DIRECTIONS FOR THIS TASK
Would you please output all the records exactly as given? Pictures should not appear in the copy.

Component data from apps and pages
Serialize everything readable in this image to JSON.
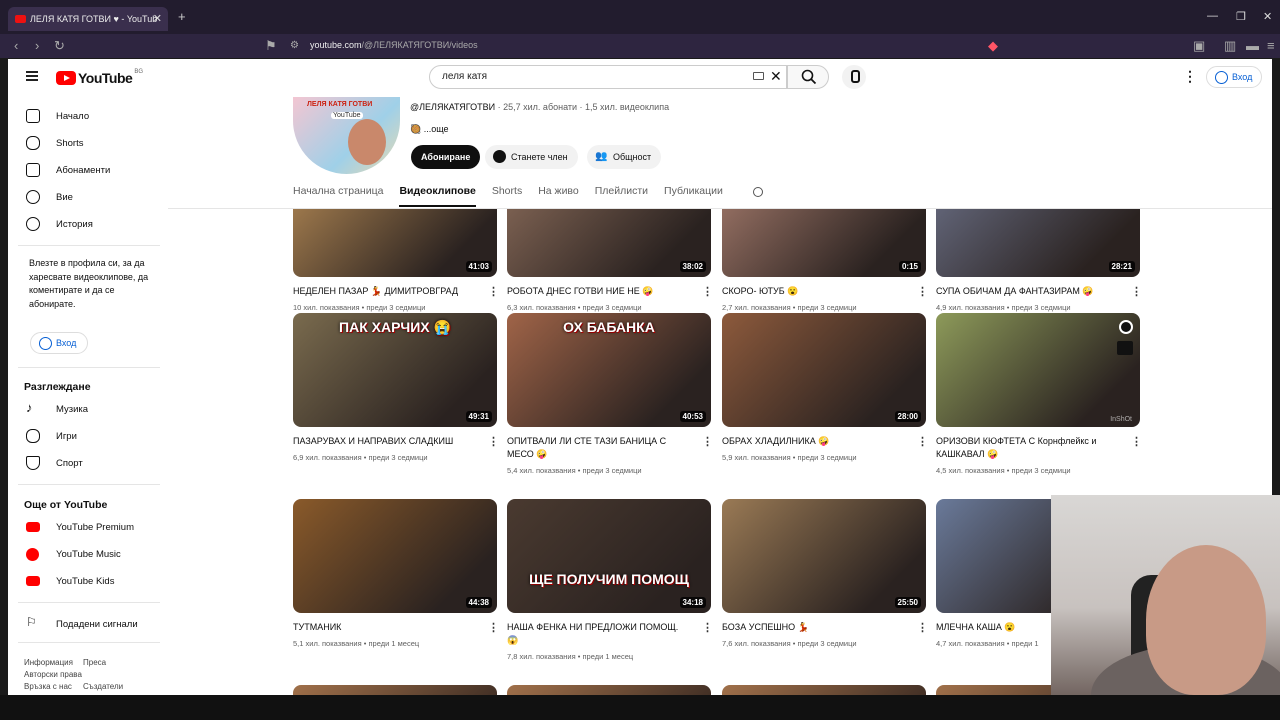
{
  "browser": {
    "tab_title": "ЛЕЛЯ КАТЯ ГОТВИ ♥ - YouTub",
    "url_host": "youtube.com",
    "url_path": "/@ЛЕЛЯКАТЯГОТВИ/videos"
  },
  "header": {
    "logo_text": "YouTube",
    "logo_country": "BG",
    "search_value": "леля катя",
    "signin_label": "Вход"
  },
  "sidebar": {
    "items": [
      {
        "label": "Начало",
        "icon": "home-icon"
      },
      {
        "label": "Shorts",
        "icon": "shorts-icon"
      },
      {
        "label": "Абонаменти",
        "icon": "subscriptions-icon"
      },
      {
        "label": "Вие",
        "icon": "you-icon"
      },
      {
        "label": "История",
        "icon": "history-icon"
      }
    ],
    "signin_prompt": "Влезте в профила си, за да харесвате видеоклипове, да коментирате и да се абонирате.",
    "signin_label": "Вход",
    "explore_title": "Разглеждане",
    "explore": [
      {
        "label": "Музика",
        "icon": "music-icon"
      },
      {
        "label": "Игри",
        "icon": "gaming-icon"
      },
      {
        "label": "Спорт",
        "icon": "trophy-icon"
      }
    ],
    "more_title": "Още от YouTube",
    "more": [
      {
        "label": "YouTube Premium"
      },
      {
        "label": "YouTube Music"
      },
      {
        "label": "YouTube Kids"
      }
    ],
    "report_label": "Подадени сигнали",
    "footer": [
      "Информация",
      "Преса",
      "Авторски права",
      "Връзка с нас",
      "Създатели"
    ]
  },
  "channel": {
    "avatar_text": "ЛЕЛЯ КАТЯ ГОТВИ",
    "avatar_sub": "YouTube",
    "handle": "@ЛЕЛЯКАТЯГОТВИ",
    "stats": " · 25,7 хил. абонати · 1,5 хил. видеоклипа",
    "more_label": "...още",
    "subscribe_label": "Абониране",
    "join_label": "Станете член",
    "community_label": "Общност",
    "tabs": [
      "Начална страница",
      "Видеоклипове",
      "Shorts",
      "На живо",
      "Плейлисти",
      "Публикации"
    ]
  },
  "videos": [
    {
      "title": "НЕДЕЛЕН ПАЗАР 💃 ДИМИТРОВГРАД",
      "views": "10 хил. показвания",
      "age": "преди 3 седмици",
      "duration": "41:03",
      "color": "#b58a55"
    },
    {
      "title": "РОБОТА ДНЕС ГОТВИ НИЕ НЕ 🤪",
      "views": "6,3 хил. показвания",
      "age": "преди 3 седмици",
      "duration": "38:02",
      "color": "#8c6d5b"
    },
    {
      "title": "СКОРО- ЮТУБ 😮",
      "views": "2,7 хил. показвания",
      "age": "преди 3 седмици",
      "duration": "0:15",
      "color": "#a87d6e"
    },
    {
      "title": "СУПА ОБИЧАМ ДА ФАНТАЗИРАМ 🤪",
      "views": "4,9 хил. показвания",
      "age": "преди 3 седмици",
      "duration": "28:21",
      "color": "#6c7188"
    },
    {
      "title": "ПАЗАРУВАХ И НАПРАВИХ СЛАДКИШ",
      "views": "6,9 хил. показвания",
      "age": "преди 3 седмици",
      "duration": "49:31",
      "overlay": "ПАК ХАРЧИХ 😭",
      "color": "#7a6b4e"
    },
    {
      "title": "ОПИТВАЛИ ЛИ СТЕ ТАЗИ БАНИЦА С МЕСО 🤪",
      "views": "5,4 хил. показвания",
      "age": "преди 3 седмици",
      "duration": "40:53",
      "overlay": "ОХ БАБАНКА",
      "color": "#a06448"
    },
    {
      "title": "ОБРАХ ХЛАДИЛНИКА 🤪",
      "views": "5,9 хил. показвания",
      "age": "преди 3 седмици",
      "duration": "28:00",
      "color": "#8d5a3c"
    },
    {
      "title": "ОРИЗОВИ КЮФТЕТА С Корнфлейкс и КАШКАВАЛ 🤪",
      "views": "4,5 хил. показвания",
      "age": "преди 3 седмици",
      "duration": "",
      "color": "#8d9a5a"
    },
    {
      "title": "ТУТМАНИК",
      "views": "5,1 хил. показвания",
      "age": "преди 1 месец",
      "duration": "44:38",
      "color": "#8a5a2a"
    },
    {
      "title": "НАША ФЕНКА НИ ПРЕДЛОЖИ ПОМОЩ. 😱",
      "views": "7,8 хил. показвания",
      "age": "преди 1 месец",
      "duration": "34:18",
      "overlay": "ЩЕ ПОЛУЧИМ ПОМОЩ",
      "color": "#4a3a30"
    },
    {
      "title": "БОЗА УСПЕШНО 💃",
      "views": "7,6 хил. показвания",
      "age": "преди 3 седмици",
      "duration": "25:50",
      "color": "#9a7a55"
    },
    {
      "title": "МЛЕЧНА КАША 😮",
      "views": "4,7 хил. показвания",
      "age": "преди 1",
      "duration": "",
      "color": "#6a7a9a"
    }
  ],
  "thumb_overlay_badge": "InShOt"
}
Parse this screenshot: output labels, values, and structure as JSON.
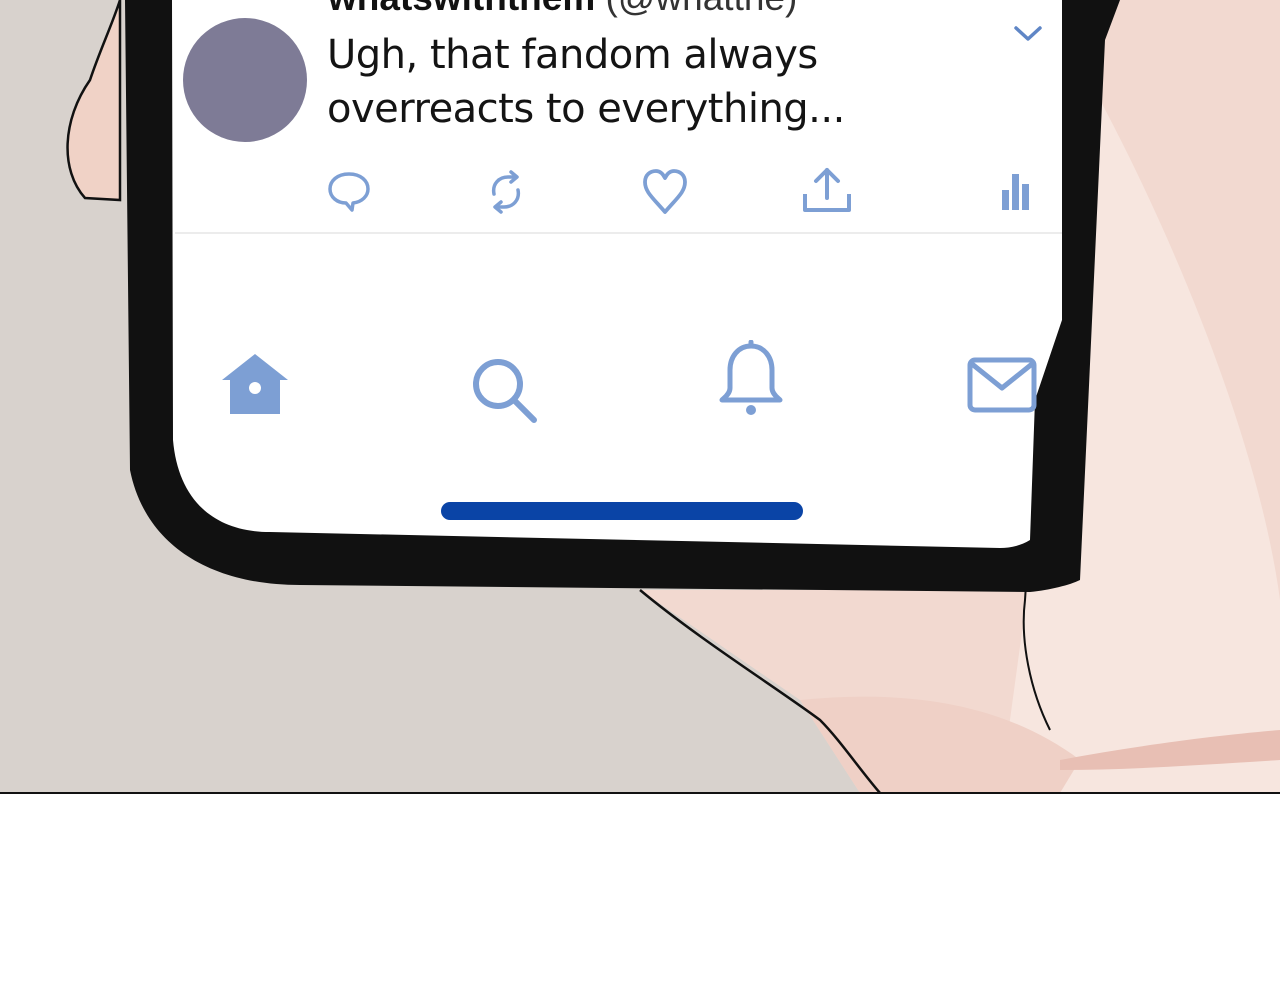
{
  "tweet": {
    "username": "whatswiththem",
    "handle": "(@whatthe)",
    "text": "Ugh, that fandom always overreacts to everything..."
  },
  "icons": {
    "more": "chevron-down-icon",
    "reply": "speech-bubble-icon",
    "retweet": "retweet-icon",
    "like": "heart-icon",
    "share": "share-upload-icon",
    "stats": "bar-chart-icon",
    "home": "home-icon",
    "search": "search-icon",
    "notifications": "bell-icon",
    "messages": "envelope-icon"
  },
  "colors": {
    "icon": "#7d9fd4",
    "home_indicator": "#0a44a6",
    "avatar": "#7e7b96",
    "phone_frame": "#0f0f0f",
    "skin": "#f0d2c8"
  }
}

YOUR SOLUTION
Serialize everything readable in this image to JSON.
{
  "browser": {
    "tab_title": "ЛЕЛЯ КАТЯ ГОТВИ ♥ - YouTub",
    "url_host": "youtube.com",
    "url_path": "/@ЛЕЛЯКАТЯГОТВИ/videos"
  },
  "header": {
    "logo_text": "YouTube",
    "logo_country": "BG",
    "search_value": "леля катя",
    "signin_label": "Вход"
  },
  "sidebar": {
    "items": [
      {
        "label": "Начало",
        "icon": "home-icon"
      },
      {
        "label": "Shorts",
        "icon": "shorts-icon"
      },
      {
        "label": "Абонаменти",
        "icon": "subscriptions-icon"
      },
      {
        "label": "Вие",
        "icon": "you-icon"
      },
      {
        "label": "История",
        "icon": "history-icon"
      }
    ],
    "signin_prompt": "Влезте в профила си, за да харесвате видеоклипове, да коментирате и да се абонирате.",
    "signin_label": "Вход",
    "explore_title": "Разглеждане",
    "explore": [
      {
        "label": "Музика",
        "icon": "music-icon"
      },
      {
        "label": "Игри",
        "icon": "gaming-icon"
      },
      {
        "label": "Спорт",
        "icon": "trophy-icon"
      }
    ],
    "more_title": "Още от YouTube",
    "more": [
      {
        "label": "YouTube Premium"
      },
      {
        "label": "YouTube Music"
      },
      {
        "label": "YouTube Kids"
      }
    ],
    "report_label": "Подадени сигнали",
    "footer": [
      "Информация",
      "Преса",
      "Авторски права",
      "Връзка с нас",
      "Създатели"
    ]
  },
  "channel": {
    "avatar_text": "ЛЕЛЯ КАТЯ ГОТВИ",
    "avatar_sub": "YouTube",
    "handle": "@ЛЕЛЯКАТЯГОТВИ",
    "stats": " · 25,7 хил. абонати · 1,5 хил. видеоклипа",
    "more_label": "...още",
    "subscribe_label": "Абониране",
    "join_label": "Станете член",
    "community_label": "Общност",
    "tabs": [
      "Начална страница",
      "Видеоклипове",
      "Shorts",
      "На живо",
      "Плейлисти",
      "Публикации"
    ]
  },
  "videos": [
    {
      "title": "НЕДЕЛЕН ПАЗАР 💃 ДИМИТРОВГРАД",
      "views": "10 хил. показвания",
      "age": "преди 3 седмици",
      "duration": "41:03",
      "color": "#b58a55"
    },
    {
      "title": "РОБОТА ДНЕС ГОТВИ НИЕ НЕ 🤪",
      "views": "6,3 хил. показвания",
      "age": "преди 3 седмици",
      "duration": "38:02",
      "color": "#8c6d5b"
    },
    {
      "title": "СКОРО- ЮТУБ 😮",
      "views": "2,7 хил. показвания",
      "age": "преди 3 седмици",
      "duration": "0:15",
      "color": "#a87d6e"
    },
    {
      "title": "СУПА ОБИЧАМ ДА ФАНТАЗИРАМ 🤪",
      "views": "4,9 хил. показвания",
      "age": "преди 3 седмици",
      "duration": "28:21",
      "color": "#6c7188"
    },
    {
      "title": "ПАЗАРУВАХ И НАПРАВИХ СЛАДКИШ",
      "views": "6,9 хил. показвания",
      "age": "преди 3 седмици",
      "duration": "49:31",
      "overlay": "ПАК ХАРЧИХ 😭",
      "color": "#7a6b4e"
    },
    {
      "title": "ОПИТВАЛИ ЛИ СТЕ ТАЗИ БАНИЦА С МЕСО 🤪",
      "views": "5,4 хил. показвания",
      "age": "преди 3 седмици",
      "duration": "40:53",
      "overlay": "ОХ БАБАНКА",
      "color": "#a06448"
    },
    {
      "title": "ОБРАХ ХЛАДИЛНИКА 🤪",
      "views": "5,9 хил. показвания",
      "age": "преди 3 седмици",
      "duration": "28:00",
      "color": "#8d5a3c"
    },
    {
      "title": "ОРИЗОВИ КЮФТЕТА С Корнфлейкс и КАШКАВАЛ 🤪",
      "views": "4,5 хил. показвания",
      "age": "преди 3 седмици",
      "duration": "",
      "color": "#8d9a5a"
    },
    {
      "title": "ТУТМАНИК",
      "views": "5,1 хил. показвания",
      "age": "преди 1 месец",
      "duration": "44:38",
      "color": "#8a5a2a"
    },
    {
      "title": "НАША ФЕНКА НИ ПРЕДЛОЖИ ПОМОЩ. 😱",
      "views": "7,8 хил. показвания",
      "age": "преди 1 месец",
      "duration": "34:18",
      "overlay": "ЩЕ ПОЛУЧИМ ПОМОЩ",
      "color": "#4a3a30"
    },
    {
      "title": "БОЗА УСПЕШНО 💃",
      "views": "7,6 хил. показвания",
      "age": "преди 3 седмици",
      "duration": "25:50",
      "color": "#9a7a55"
    },
    {
      "title": "МЛЕЧНА КАША 😮",
      "views": "4,7 хил. показвания",
      "age": "преди 1",
      "duration": "",
      "color": "#6a7a9a"
    }
  ],
  "thumb_overlay_badge": "InShOt"
}
Parse this screenshot: output labels, values, and structure as JSON.
{
  "tweet": {
    "username": "whatswiththem",
    "handle": "(@whatthe)",
    "text": "Ugh, that fandom always overreacts to everything..."
  },
  "icons": {
    "more": "chevron-down-icon",
    "reply": "speech-bubble-icon",
    "retweet": "retweet-icon",
    "like": "heart-icon",
    "share": "share-upload-icon",
    "stats": "bar-chart-icon",
    "home": "home-icon",
    "search": "search-icon",
    "notifications": "bell-icon",
    "messages": "envelope-icon"
  },
  "colors": {
    "icon": "#7d9fd4",
    "home_indicator": "#0a44a6",
    "avatar": "#7e7b96",
    "phone_frame": "#0f0f0f",
    "skin": "#f0d2c8"
  }
}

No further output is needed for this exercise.